RECORDS PROVIDED section start
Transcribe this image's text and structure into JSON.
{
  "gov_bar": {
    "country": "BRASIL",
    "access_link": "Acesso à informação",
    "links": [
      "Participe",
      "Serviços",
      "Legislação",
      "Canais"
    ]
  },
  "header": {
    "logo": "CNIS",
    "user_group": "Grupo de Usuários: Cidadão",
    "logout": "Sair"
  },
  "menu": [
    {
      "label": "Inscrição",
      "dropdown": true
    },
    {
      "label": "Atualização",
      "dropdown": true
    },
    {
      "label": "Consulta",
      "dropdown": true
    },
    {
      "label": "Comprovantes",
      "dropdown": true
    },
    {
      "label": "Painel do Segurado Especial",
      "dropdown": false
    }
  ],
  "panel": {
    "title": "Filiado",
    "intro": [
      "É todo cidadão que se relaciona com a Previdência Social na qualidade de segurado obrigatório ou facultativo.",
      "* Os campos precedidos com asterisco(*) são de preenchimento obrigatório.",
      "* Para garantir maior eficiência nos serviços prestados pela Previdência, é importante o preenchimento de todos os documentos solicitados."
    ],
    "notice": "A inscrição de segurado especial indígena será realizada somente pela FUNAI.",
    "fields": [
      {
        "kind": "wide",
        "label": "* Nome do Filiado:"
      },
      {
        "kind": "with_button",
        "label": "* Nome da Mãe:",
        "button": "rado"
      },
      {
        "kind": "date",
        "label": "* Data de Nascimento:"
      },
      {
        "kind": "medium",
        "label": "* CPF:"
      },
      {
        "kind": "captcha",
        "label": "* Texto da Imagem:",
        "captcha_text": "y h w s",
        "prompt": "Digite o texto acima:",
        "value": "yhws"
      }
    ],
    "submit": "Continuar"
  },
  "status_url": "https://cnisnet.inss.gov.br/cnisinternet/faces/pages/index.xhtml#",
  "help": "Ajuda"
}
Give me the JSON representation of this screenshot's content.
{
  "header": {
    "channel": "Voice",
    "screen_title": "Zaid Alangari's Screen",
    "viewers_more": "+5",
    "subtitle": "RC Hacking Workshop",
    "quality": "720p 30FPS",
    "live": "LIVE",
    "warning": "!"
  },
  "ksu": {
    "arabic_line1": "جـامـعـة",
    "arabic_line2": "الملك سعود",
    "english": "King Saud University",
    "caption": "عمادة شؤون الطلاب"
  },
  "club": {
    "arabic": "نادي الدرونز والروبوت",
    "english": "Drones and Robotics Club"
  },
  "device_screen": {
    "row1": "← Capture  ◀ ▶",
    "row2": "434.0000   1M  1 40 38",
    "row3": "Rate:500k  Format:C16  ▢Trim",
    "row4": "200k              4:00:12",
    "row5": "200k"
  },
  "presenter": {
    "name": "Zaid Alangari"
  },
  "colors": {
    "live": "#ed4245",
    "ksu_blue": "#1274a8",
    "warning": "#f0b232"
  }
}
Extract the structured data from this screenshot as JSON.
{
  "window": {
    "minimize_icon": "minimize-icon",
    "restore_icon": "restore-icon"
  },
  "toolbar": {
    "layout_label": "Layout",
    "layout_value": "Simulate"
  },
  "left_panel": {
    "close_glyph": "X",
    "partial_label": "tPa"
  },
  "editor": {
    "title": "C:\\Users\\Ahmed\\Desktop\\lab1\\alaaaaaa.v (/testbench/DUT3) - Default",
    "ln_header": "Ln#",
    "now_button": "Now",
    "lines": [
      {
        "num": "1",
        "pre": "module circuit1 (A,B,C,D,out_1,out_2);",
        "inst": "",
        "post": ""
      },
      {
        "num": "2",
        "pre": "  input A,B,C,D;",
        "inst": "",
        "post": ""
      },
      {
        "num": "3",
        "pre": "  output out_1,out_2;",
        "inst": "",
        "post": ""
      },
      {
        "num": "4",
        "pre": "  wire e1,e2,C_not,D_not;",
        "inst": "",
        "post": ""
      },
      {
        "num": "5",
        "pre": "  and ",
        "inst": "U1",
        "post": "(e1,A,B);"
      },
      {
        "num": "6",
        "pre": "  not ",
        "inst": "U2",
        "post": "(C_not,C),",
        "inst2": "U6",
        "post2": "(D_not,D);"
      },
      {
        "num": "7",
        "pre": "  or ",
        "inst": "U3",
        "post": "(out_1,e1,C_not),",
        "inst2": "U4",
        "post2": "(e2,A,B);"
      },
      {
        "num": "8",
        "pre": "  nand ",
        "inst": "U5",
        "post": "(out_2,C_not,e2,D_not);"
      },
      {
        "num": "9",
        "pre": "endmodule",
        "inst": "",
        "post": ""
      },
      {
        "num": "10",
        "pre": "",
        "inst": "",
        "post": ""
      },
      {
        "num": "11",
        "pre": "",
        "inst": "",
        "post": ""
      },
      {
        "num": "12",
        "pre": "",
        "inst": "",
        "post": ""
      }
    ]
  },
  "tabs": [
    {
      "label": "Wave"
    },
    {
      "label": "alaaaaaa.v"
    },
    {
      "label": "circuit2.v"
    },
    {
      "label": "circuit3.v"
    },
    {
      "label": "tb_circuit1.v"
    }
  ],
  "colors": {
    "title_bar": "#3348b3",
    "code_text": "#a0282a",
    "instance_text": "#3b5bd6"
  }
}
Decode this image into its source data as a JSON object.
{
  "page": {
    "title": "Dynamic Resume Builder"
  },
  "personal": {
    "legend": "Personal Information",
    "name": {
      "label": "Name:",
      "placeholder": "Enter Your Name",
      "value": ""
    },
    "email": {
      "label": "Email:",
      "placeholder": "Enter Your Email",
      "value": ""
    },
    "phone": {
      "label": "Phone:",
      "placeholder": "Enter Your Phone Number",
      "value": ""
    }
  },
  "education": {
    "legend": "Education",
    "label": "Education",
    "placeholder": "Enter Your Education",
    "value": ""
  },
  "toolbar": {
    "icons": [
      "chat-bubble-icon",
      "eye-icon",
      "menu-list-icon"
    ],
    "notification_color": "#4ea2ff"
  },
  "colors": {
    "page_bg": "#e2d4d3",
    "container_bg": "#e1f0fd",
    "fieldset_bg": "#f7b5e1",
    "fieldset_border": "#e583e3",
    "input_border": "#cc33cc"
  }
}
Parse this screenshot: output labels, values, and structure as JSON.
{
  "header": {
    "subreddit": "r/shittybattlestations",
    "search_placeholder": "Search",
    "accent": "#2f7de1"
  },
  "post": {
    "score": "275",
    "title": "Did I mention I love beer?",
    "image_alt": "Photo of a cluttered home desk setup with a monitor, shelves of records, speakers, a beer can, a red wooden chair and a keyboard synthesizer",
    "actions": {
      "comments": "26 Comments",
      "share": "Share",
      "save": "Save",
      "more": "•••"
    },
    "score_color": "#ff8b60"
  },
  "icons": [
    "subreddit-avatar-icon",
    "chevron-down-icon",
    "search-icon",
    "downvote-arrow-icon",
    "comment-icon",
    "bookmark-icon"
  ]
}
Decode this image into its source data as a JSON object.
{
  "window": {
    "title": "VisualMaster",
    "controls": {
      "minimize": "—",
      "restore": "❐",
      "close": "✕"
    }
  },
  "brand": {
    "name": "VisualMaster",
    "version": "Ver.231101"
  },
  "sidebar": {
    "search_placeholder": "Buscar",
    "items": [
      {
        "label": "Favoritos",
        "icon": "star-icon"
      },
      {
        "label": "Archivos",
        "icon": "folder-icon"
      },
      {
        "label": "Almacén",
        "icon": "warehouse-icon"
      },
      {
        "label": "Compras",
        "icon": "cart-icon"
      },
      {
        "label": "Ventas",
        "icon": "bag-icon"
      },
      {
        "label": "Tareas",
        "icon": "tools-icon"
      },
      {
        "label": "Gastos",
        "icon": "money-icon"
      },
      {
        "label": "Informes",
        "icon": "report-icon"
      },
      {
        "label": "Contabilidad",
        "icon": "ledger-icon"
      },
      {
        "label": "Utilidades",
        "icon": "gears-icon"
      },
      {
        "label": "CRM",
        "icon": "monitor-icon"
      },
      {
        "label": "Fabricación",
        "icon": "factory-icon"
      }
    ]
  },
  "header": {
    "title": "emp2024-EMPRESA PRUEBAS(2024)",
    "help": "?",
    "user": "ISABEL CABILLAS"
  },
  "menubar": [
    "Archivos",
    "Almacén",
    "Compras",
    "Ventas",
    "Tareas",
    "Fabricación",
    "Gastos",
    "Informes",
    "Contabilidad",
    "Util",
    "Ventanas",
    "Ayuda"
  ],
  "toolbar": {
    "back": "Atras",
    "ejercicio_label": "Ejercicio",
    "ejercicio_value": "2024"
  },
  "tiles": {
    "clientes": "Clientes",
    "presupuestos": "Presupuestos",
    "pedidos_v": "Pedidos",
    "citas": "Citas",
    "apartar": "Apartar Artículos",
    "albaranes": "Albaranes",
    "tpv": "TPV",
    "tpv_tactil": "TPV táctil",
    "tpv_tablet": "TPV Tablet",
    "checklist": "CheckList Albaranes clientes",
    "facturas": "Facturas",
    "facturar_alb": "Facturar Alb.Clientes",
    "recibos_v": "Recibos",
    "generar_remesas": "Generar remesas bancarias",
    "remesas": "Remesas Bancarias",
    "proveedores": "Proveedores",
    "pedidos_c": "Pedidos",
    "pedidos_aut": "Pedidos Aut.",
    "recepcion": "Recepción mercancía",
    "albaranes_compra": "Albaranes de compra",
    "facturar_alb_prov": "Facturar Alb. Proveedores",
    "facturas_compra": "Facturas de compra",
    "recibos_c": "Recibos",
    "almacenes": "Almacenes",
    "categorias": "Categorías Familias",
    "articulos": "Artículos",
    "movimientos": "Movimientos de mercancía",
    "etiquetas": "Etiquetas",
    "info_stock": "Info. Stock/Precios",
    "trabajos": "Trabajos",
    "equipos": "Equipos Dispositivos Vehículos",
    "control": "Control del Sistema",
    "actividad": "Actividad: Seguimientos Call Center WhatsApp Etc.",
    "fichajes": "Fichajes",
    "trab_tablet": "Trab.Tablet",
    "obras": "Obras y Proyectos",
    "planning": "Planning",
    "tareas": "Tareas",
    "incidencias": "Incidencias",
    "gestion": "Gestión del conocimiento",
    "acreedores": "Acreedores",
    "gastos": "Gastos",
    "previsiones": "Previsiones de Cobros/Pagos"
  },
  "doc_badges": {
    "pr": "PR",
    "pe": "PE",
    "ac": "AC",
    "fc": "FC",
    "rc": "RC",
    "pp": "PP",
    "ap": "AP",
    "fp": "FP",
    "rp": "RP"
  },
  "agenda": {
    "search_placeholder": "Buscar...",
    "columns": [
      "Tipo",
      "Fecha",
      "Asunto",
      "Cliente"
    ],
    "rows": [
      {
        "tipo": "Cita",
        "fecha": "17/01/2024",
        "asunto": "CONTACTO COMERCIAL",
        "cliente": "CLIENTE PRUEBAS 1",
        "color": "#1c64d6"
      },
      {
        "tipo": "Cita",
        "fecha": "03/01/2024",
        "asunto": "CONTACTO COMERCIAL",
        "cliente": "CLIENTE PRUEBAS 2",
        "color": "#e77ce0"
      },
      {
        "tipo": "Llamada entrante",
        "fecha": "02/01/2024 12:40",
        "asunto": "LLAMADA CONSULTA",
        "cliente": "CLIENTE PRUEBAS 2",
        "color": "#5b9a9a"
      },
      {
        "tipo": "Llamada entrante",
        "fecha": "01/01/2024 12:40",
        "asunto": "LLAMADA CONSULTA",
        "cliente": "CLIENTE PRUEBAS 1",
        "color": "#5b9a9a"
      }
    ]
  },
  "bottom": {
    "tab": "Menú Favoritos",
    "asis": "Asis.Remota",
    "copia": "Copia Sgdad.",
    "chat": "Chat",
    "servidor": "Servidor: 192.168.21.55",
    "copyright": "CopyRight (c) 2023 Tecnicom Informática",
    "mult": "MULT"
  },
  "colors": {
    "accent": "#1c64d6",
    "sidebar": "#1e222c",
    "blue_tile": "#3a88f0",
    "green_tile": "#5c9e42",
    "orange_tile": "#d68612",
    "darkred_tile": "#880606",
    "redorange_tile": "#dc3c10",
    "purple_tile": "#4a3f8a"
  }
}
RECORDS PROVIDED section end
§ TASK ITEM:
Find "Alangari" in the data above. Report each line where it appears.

§ OUTPUT FOR THIS TASK:
    "screen_title": "Zaid Alangari's Screen",
    "name": "Zaid Alangari"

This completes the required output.